With voting soon to happen on 3 continents: the US Presidential Election, the UK’s decision on Brexit and the Australian General Election, we are all used to lots of emissions coming from Governments – mostly hot air and empty promises. We have also seen Governments around the world attack the car industry for failing to deliver on their own emissions test.
Last year when the VW “scandal” broke, and I use the term in quotes because it really wasn’t a scandal as such – they were delivering the test results that the Government wanted and I noted in several articles that many Governments were complicit in the issues that were raised, however they wouldn’t admit it.
Many car manufacturers were suspected of doing what VW and other members of their group had done, simply providing test results by manipulating the software in the engine management system to recognise that the car was being tested. Mitsubishi have recently been outed as well, only their method of fixing the results goes back 25 years – far longer than VW!
However, the big issue I have with these cases has been the interference by Governments at all levels. Several years ago, a UK Government department commissioned a report by a university who found that levels of emissions from cars, whether petrol or diesel, failed to meet what they expected to see based on the results given by the manufacturers. The British Government ignored the findings.
The emissions tests in question have always been vague and the industry has been quite critical of them simply because they did not reflect real world driving conditions. The manufacturers had to comply with them even though they knew the tests were ridiculous. Manufacturers in Europe are apparently allowed to test “prototypes” of models that are set up specifically for the testing. So in effect, they were allowed by the Government to massage the tested vehicle to comply with the test. This clearly lead to someone in the VW Group (I heard it was an Audi engineer who came up with the solution) to develop what I would term a subroutine that only ran if certain conditions were met, i.e. static test conditions.
Why did the European Governments not listen to the industry and make the changes requested? Votes and jobs probably. The result has been that today’s cars pump out far more emissions than the tests indicated however no Government ever wanted to test the test! Would it not make sense to review the results? Over the water in the US, the Environmental Protection Agency (EPA) does just that, randomly testing a car and if it fails to meet the test results then the manufacturer can be fined.
After VW had admitted that its vehicles were designed to pass the test, many Euro Governments followed the EPA’s example and randomly tested cars.
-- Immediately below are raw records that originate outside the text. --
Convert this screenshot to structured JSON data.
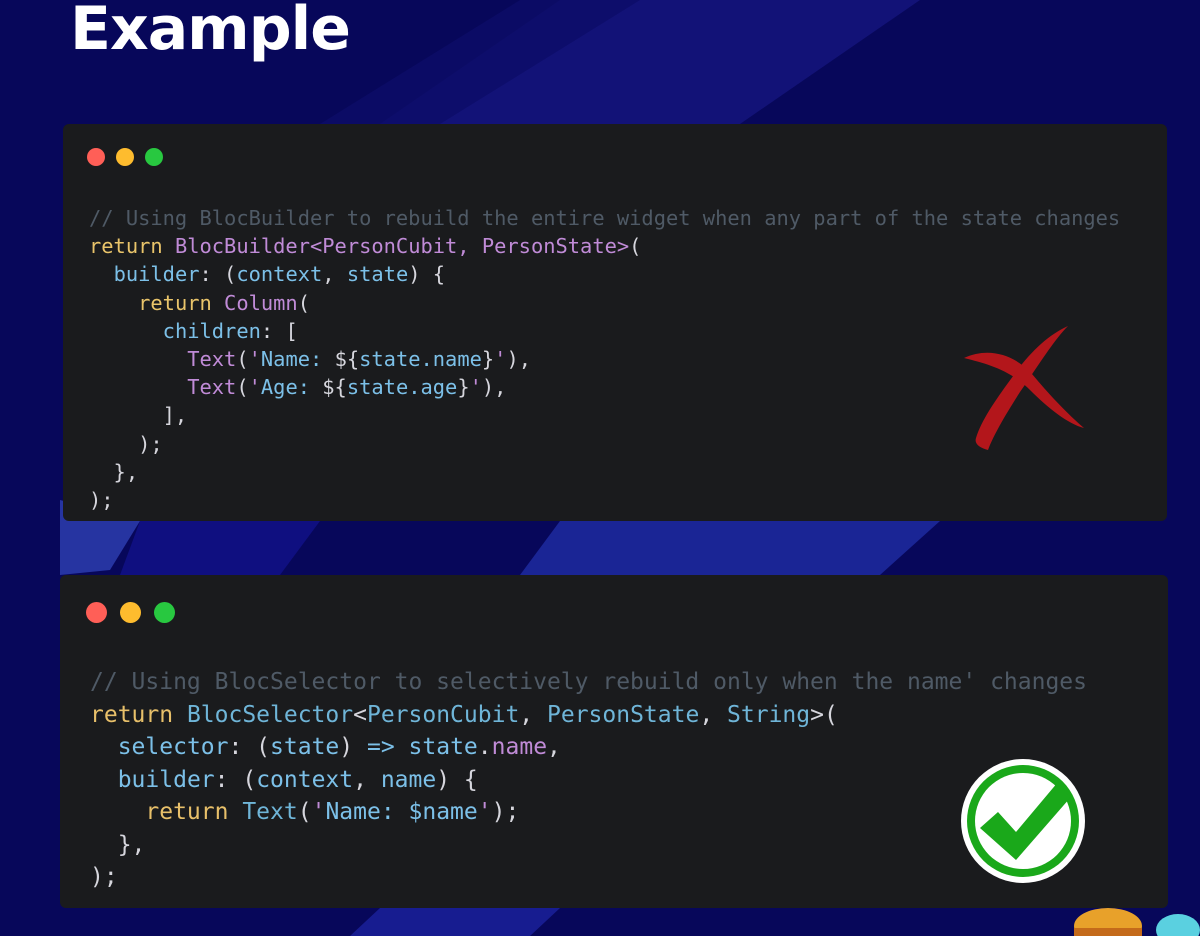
{
  "page": {
    "title": "Example"
  },
  "windows": [
    {
      "id": "blocbuilder-example",
      "verdict": "bad",
      "comment": "// Using BlocBuilder to rebuild the entire widget when any part of the state changes",
      "lines": [
        [
          [
            "kw",
            "return "
          ],
          [
            "ty",
            "BlocBuilder"
          ],
          [
            "gen",
            "<PersonCubit, PersonState>"
          ],
          [
            "p",
            "("
          ]
        ],
        [
          [
            "p",
            "  "
          ],
          [
            "prop",
            "builder"
          ],
          [
            "p",
            ": ("
          ],
          [
            "prop",
            "context"
          ],
          [
            "p",
            ", "
          ],
          [
            "prop",
            "state"
          ],
          [
            "p",
            ") {"
          ]
        ],
        [
          [
            "p",
            "    "
          ],
          [
            "kw",
            "return "
          ],
          [
            "ty",
            "Column"
          ],
          [
            "p",
            "("
          ]
        ],
        [
          [
            "p",
            "      "
          ],
          [
            "prop",
            "children"
          ],
          [
            "p",
            ": ["
          ]
        ],
        [
          [
            "p",
            "        "
          ],
          [
            "ty",
            "Text"
          ],
          [
            "p",
            "("
          ],
          [
            "q",
            "'"
          ],
          [
            "str",
            "Name: "
          ],
          [
            "p",
            "${"
          ],
          [
            "prop",
            "state.name"
          ],
          [
            "p",
            "}"
          ],
          [
            "q",
            "'"
          ],
          [
            "p",
            "),"
          ]
        ],
        [
          [
            "p",
            "        "
          ],
          [
            "ty",
            "Text"
          ],
          [
            "p",
            "("
          ],
          [
            "q",
            "'"
          ],
          [
            "str",
            "Age: "
          ],
          [
            "p",
            "${"
          ],
          [
            "prop",
            "state.age"
          ],
          [
            "p",
            "}"
          ],
          [
            "q",
            "'"
          ],
          [
            "p",
            "),"
          ]
        ],
        [
          [
            "p",
            "      ],"
          ]
        ],
        [
          [
            "p",
            "    );"
          ]
        ],
        [
          [
            "p",
            "  },"
          ]
        ],
        [
          [
            "p",
            ");"
          ]
        ]
      ]
    },
    {
      "id": "blocselector-example",
      "verdict": "good",
      "comment": "// Using BlocSelector to selectively rebuild only when the name' changes",
      "lines": [
        [
          [
            "kw",
            "return "
          ],
          [
            "ty",
            "BlocSelector"
          ],
          [
            "p",
            "<"
          ],
          [
            "ty",
            "PersonCubit"
          ],
          [
            "p",
            ", "
          ],
          [
            "ty",
            "PersonState"
          ],
          [
            "p",
            ", "
          ],
          [
            "ty",
            "String"
          ],
          [
            "p",
            ">("
          ]
        ],
        [
          [
            "p",
            "  "
          ],
          [
            "prop",
            "selector"
          ],
          [
            "p",
            ": ("
          ],
          [
            "prop",
            "state"
          ],
          [
            "p",
            ") "
          ],
          [
            "prop",
            "=>"
          ],
          [
            "p",
            " "
          ],
          [
            "prop",
            "state"
          ],
          [
            "p",
            "."
          ],
          [
            "gen",
            "name"
          ],
          [
            "p",
            ","
          ]
        ],
        [
          [
            "p",
            "  "
          ],
          [
            "prop",
            "builder"
          ],
          [
            "p",
            ": ("
          ],
          [
            "prop",
            "context"
          ],
          [
            "p",
            ", "
          ],
          [
            "prop",
            "name"
          ],
          [
            "p",
            ") {"
          ]
        ],
        [
          [
            "p",
            "    "
          ],
          [
            "kw",
            "return "
          ],
          [
            "ty",
            "Text"
          ],
          [
            "p",
            "("
          ],
          [
            "q",
            "'"
          ],
          [
            "str",
            "Name: $name"
          ],
          [
            "q",
            "'"
          ],
          [
            "p",
            ");"
          ]
        ],
        [
          [
            "p",
            "  },"
          ]
        ],
        [
          [
            "p",
            ");"
          ]
        ]
      ]
    }
  ],
  "icons": {
    "window_controls": [
      "close-dot",
      "minimize-dot",
      "maximize-dot"
    ],
    "bad_mark": "red-x-icon",
    "good_mark": "green-check-icon"
  },
  "colors": {
    "background": "#07075a",
    "window": "#1a1b1d",
    "comment": "#4f5a66",
    "keyword": "#e8c06a",
    "type": "#6fb5d8",
    "generic": "#c08bd7",
    "bad": "#b3161b",
    "good": "#1aa81a"
  }
}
What they found matched what the British University had found years earlier but this time they didn’t ignore it.
Now a new “flaw” in the testing has been found. Government testing allows the emissions systems to be switched off in low temperatures, ostensibly to protect the engine. However several German manufacturers have been ordered to recall cars because this could happen in cool temperatures as well. Problem is, this issue doesn’t break any regulations – it is totally legal!
Renault and now PSA Peugeot Citroen are being investigated for breaches of the tests. I can understand PSA because they had a tie up with Mitsubishi for the development of diesel engines and some shared vehicles. Renault too, shared vehicles with Mitsubishi within the last 25 years and there could be a suspicion that other technologies relating to emissions controls were also shared.
It is unlikely that Governments around the world will stop interfering in the industry – even when the world is full of electric cars, they will find something to complain about and then tax us more and prosecute someone who is trying to follow the legislation!